Exercise instructions:
Return every line of the data that contains the string "Reports".

Supplied entries:
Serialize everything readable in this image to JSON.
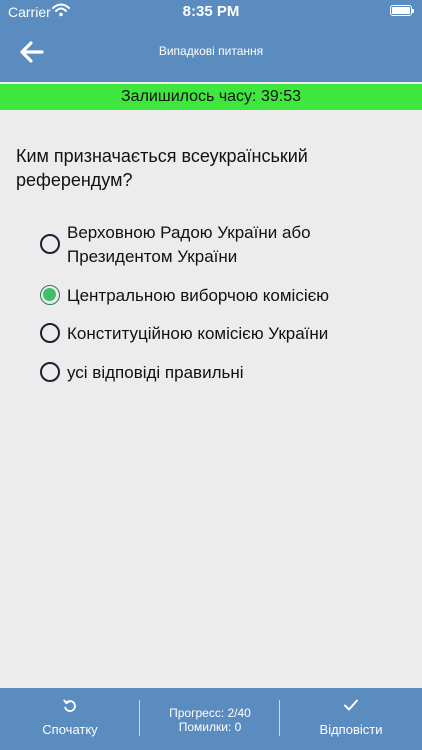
{
  "status_bar": {
    "carrier": "Carrier",
    "time": "8:35 PM"
  },
  "nav": {
    "title": "Випадкові питання",
    "back_icon": "arrow-left-icon"
  },
  "timer": {
    "text": "Залишилось часу: 39:53"
  },
  "question": {
    "text": "Ким призначається всеукраїнський референдум?"
  },
  "options": [
    {
      "label": "Верховною Радою України або Президентом України",
      "selected": false
    },
    {
      "label": "Центральною виборчою комісією",
      "selected": true
    },
    {
      "label": "Конституційною комісією України",
      "selected": false
    },
    {
      "label": "усі відповіді правильні",
      "selected": false
    }
  ],
  "footer": {
    "restart_label": "Спочатку",
    "restart_icon": "rotate-ccw-icon",
    "progress_text": "Прогресс: 2/40",
    "errors_text": "Помилки: 0",
    "answer_label": "Відповісти",
    "answer_icon": "checkmark-icon"
  },
  "colors": {
    "bar": "#5b8cbf",
    "timer": "#3ee63e",
    "selected": "#3fbf6a",
    "background": "#ececec"
  }
}
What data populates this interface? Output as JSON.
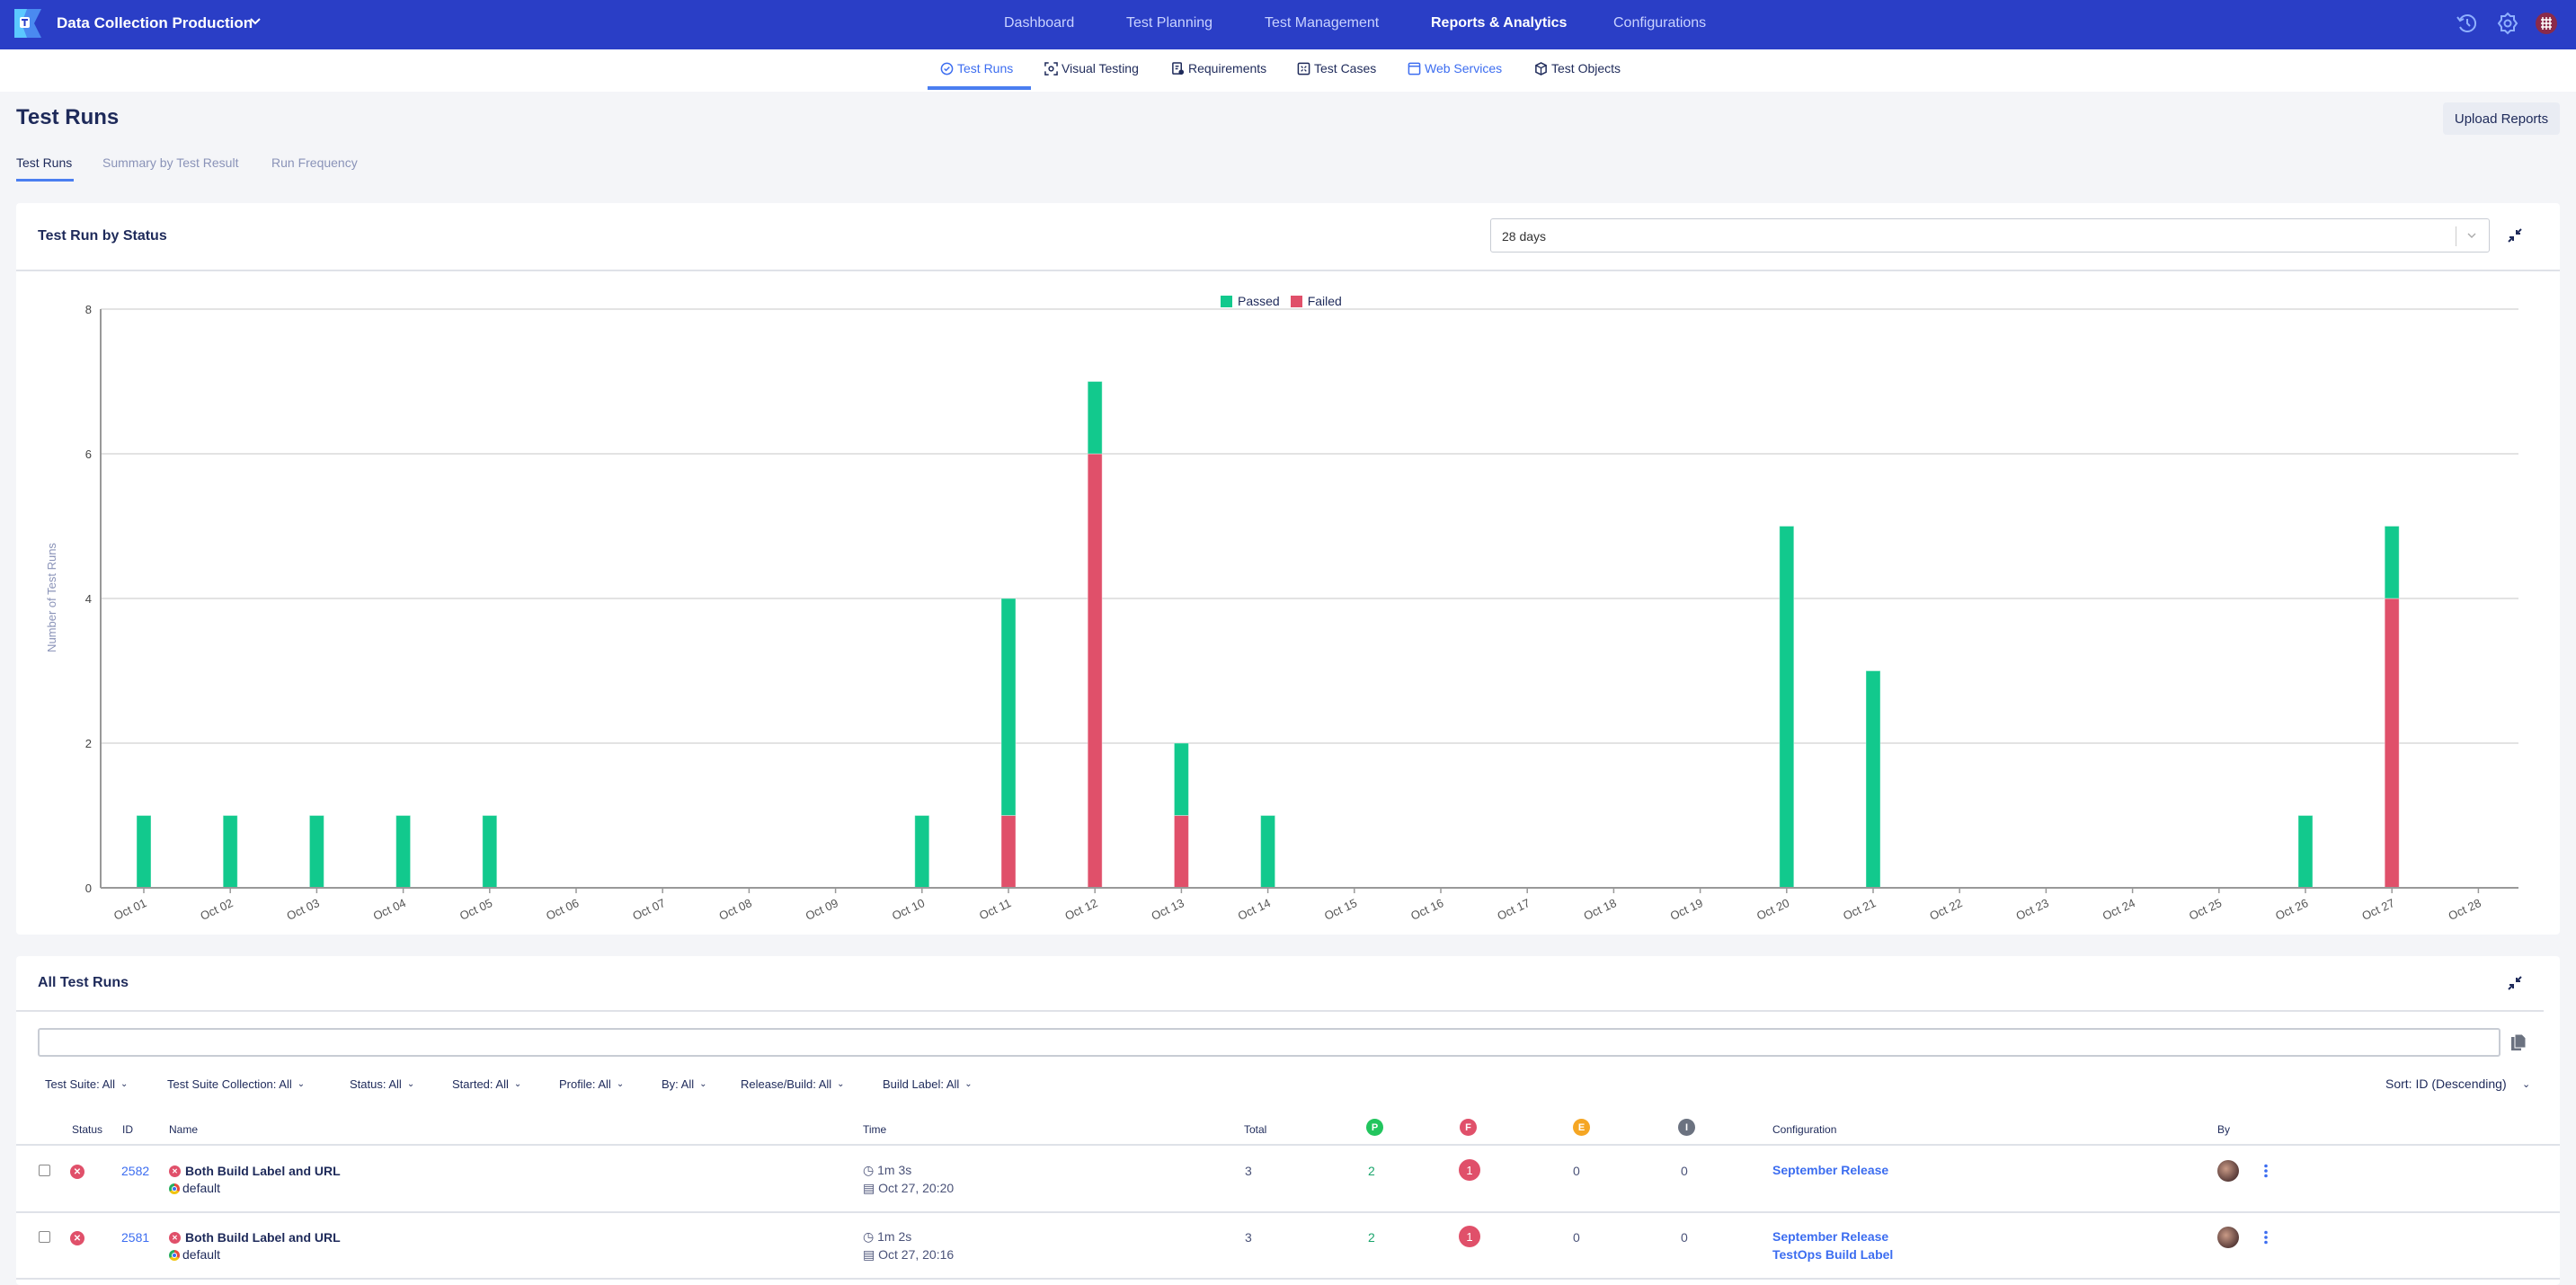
{
  "header": {
    "project": "Data Collection Production",
    "nav": [
      "Dashboard",
      "Test Planning",
      "Test Management",
      "Reports & Analytics",
      "Configurations"
    ],
    "active_nav": "Reports & Analytics",
    "icons": [
      "history-icon",
      "gear-icon",
      "user-avatar"
    ]
  },
  "subnav": {
    "tabs": [
      {
        "label": "Test Runs",
        "icon": "check-circle-icon"
      },
      {
        "label": "Visual Testing",
        "icon": "visual-scan-icon"
      },
      {
        "label": "Requirements",
        "icon": "requirements-icon"
      },
      {
        "label": "Test Cases",
        "icon": "test-case-icon"
      },
      {
        "label": "Web Services",
        "icon": "window-icon"
      },
      {
        "label": "Test Objects",
        "icon": "cube-icon"
      }
    ],
    "active": "Test Runs"
  },
  "page": {
    "title": "Test Runs",
    "upload_label": "Upload Reports",
    "tabs": [
      "Test Runs",
      "Summary by Test Result",
      "Run Frequency"
    ],
    "active_tab": "Test Runs"
  },
  "chart_card": {
    "title": "Test Run by Status",
    "range": "28 days"
  },
  "chart_data": {
    "type": "bar",
    "stacked": true,
    "title": "Test Run by Status",
    "xlabel": "",
    "ylabel": "Number of Test Runs",
    "ylim": [
      0,
      8
    ],
    "yticks": [
      0,
      2,
      4,
      6,
      8
    ],
    "grid": true,
    "legend": "top-center",
    "categories": [
      "Oct 01",
      "Oct 02",
      "Oct 03",
      "Oct 04",
      "Oct 05",
      "Oct 06",
      "Oct 07",
      "Oct 08",
      "Oct 09",
      "Oct 10",
      "Oct 11",
      "Oct 12",
      "Oct 13",
      "Oct 14",
      "Oct 15",
      "Oct 16",
      "Oct 17",
      "Oct 18",
      "Oct 19",
      "Oct 20",
      "Oct 21",
      "Oct 22",
      "Oct 23",
      "Oct 24",
      "Oct 25",
      "Oct 26",
      "Oct 27",
      "Oct 28"
    ],
    "series": [
      {
        "name": "Failed",
        "color": "#e0506a",
        "values": [
          0,
          0,
          0,
          0,
          0,
          0,
          0,
          0,
          0,
          0,
          1,
          6,
          1,
          0,
          0,
          0,
          0,
          0,
          0,
          0,
          0,
          0,
          0,
          0,
          0,
          0,
          4,
          0
        ]
      },
      {
        "name": "Passed",
        "color": "#12c98d",
        "values": [
          1,
          1,
          1,
          1,
          1,
          0,
          0,
          0,
          0,
          1,
          3,
          1,
          1,
          1,
          0,
          0,
          0,
          0,
          0,
          5,
          3,
          0,
          0,
          0,
          0,
          1,
          1,
          0
        ]
      }
    ],
    "legend_order": [
      "Passed",
      "Failed"
    ]
  },
  "runs_card": {
    "title": "All Test Runs",
    "search_value": "",
    "filters": [
      "Test Suite: All",
      "Test Suite Collection: All",
      "Status: All",
      "Started: All",
      "Profile: All",
      "By: All",
      "Release/Build: All",
      "Build Label: All"
    ],
    "sort": "Sort:  ID (Descending)",
    "columns": {
      "status": "Status",
      "id": "ID",
      "name": "Name",
      "time": "Time",
      "total": "Total",
      "passed": "P",
      "failed": "F",
      "error": "E",
      "incomplete": "I",
      "configuration": "Configuration",
      "by": "By"
    },
    "rows": [
      {
        "id": "2582",
        "name": "Both Build Label and URL",
        "profile": "default",
        "duration": "1m 3s",
        "started": "Oct 27, 20:20",
        "total": "3",
        "passed": "2",
        "failed": "1",
        "error": "0",
        "incomplete": "0",
        "configuration": [
          "September Release"
        ],
        "status": "failed"
      },
      {
        "id": "2581",
        "name": "Both Build Label and URL",
        "profile": "default",
        "duration": "1m 2s",
        "started": "Oct 27, 20:16",
        "total": "3",
        "passed": "2",
        "failed": "1",
        "error": "0",
        "incomplete": "0",
        "configuration": [
          "September Release",
          "TestOps Build Label"
        ],
        "status": "failed"
      }
    ]
  },
  "colors": {
    "brand": "#2a3ec6",
    "passed": "#12c98d",
    "failed": "#e0506a",
    "error": "#f5a623",
    "incomplete": "#6b7280",
    "link": "#3c6df0"
  }
}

Response box:
      "Reports & Analytics",
    "active_nav": "Reports & Analytics",
    "upload_label": "Upload Reports",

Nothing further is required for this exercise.